I don't think we'll ever "lose our free press," for these or any other reasons, though I'll note again that if the sky should indeed fall in this way we should reserve at least some finger-pointing for the people who popularized the inaccurate idea that the media is rooting as one for America's enemies.

But what I'm more curious about, especially in the wake of President Bush's "pushback" strategy, is Green's solution to the media crisis. Turns out, it involves strict definitions on the bounds of acceptable discourse:

It's fair to ask if the Iraq Campaign was a necessary component to the Terror War. It isn't fair to compare Iraq to Vietnam, when the two wars have nothing, zero, nada in common. It's fair to ask if our soldiers are dying in vain, or because of stupid policy, or because of inferior equipment. It's not fair to run headlines like "Battle Deaths Continue to Mount." No shit, Sherlock? A real story would be, "Battle Deaths Decline as Fallen Soldiers Miraculously Resurrected." It's fair to question Bush's policies. It's not fair to act as a conduit for enemy propaganda. It's fair to ask if Iraq is draining resources from our efforts in Afghanistan. It's not fair to complain that Afghanistan isn't perfect yet. It's fair to complain about indecencies at Abu Ghraib. It's not fair to virtually ignore atrocities committed by the other side everywhere else in Iraq.
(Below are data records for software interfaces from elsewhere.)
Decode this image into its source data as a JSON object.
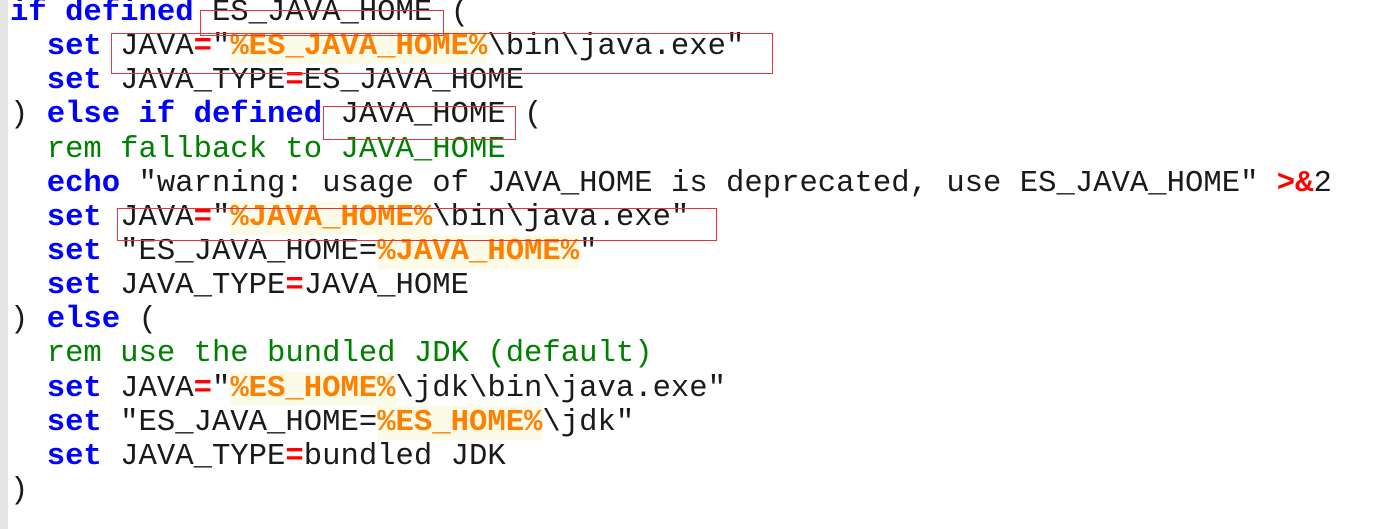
{
  "editor": {
    "lines": [
      [
        {
          "t": "kw",
          "v": "if defined"
        },
        {
          "t": "txt",
          "v": " ES_JAVA_HOME ("
        }
      ],
      [
        {
          "t": "txt",
          "v": "  "
        },
        {
          "t": "kw",
          "v": "set"
        },
        {
          "t": "txt",
          "v": " JAVA"
        },
        {
          "t": "op",
          "v": "="
        },
        {
          "t": "txt",
          "v": "\""
        },
        {
          "t": "var",
          "v": "%ES_JAVA_HOME%"
        },
        {
          "t": "txt",
          "v": "\\bin\\java.exe\""
        }
      ],
      [
        {
          "t": "txt",
          "v": "  "
        },
        {
          "t": "kw",
          "v": "set"
        },
        {
          "t": "txt",
          "v": " JAVA_TYPE"
        },
        {
          "t": "op",
          "v": "="
        },
        {
          "t": "txt",
          "v": "ES_JAVA_HOME"
        }
      ],
      [
        {
          "t": "txt",
          "v": ") "
        },
        {
          "t": "kw",
          "v": "else if defined"
        },
        {
          "t": "txt",
          "v": " JAVA_HOME ("
        }
      ],
      [
        {
          "t": "txt",
          "v": "  "
        },
        {
          "t": "cm",
          "v": "rem fallback to JAVA_HOME"
        }
      ],
      [
        {
          "t": "txt",
          "v": "  "
        },
        {
          "t": "kw",
          "v": "echo"
        },
        {
          "t": "txt",
          "v": " \"warning: usage of JAVA_HOME is deprecated, use ES_JAVA_HOME\" "
        },
        {
          "t": "op",
          "v": ">&"
        },
        {
          "t": "txt",
          "v": "2"
        }
      ],
      [
        {
          "t": "txt",
          "v": "  "
        },
        {
          "t": "kw",
          "v": "set"
        },
        {
          "t": "txt",
          "v": " JAVA"
        },
        {
          "t": "op",
          "v": "="
        },
        {
          "t": "txt",
          "v": "\""
        },
        {
          "t": "var",
          "v": "%JAVA_HOME%"
        },
        {
          "t": "txt",
          "v": "\\bin\\java.exe\""
        }
      ],
      [
        {
          "t": "txt",
          "v": "  "
        },
        {
          "t": "kw",
          "v": "set"
        },
        {
          "t": "txt",
          "v": " \"ES_JAVA_HOME="
        },
        {
          "t": "var",
          "v": "%JAVA_HOME%"
        },
        {
          "t": "txt",
          "v": "\""
        }
      ],
      [
        {
          "t": "txt",
          "v": "  "
        },
        {
          "t": "kw",
          "v": "set"
        },
        {
          "t": "txt",
          "v": " JAVA_TYPE"
        },
        {
          "t": "op",
          "v": "="
        },
        {
          "t": "txt",
          "v": "JAVA_HOME"
        }
      ],
      [
        {
          "t": "txt",
          "v": ") "
        },
        {
          "t": "kw",
          "v": "else"
        },
        {
          "t": "txt",
          "v": " ("
        }
      ],
      [
        {
          "t": "txt",
          "v": "  "
        },
        {
          "t": "cm",
          "v": "rem use the bundled JDK (default)"
        }
      ],
      [
        {
          "t": "txt",
          "v": "  "
        },
        {
          "t": "kw",
          "v": "set"
        },
        {
          "t": "txt",
          "v": " JAVA"
        },
        {
          "t": "op",
          "v": "="
        },
        {
          "t": "txt",
          "v": "\""
        },
        {
          "t": "var",
          "v": "%ES_HOME%"
        },
        {
          "t": "txt",
          "v": "\\jdk\\bin\\java.exe\""
        }
      ],
      [
        {
          "t": "txt",
          "v": "  "
        },
        {
          "t": "kw",
          "v": "set"
        },
        {
          "t": "txt",
          "v": " \"ES_JAVA_HOME=",
          "x": 1
        },
        {
          "t": "var",
          "v": "%ES_HOME%"
        },
        {
          "t": "txt",
          "v": "\\jdk\""
        }
      ],
      [
        {
          "t": "txt",
          "v": "  "
        },
        {
          "t": "kw",
          "v": "set"
        },
        {
          "t": "txt",
          "v": " JAVA_TYPE"
        },
        {
          "t": "op",
          "v": "="
        },
        {
          "t": "txt",
          "v": "bundled JDK"
        }
      ],
      [
        {
          "t": "txt",
          "v": ")"
        }
      ]
    ]
  },
  "colors": {
    "keyword": "#0000ff",
    "operator": "#ff0000",
    "variable": "#ff8000",
    "comment": "#008000",
    "highlight_box": "#e8333a"
  }
}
So, if I'm getting the general vibe of the pro-Pushback crowd right, it's "fair" to declare that the U.S. media (and those who have the temerity, or should I say derangement, to believe that the White House manipulated pre-war intelligence), are deliberately (and again, monolithically) trying to lose the war by siding with America's enemies … but it's "not fair" to print the headline "Battle Deaths Continue to Mount."

Or maybe it boils down to this—it's OK to say that "Newsweek lied, people died," but don't you dare say such a thing about the guy who actually commands the world's most powerful military.

UPDATE: Glenn Reynolds says "Matt Welch is dissing me and Stephen Green for having the temerity to suggest that it's wrong for the press to peddle falsehoods about the war," and also: "By treating complaints about dishonest and politically motivated reporting as the equivalent of complaints about simply reporting bad news, Welch is attacking a straw man." Read the whole thing. I did neither, of course; never have, and never will.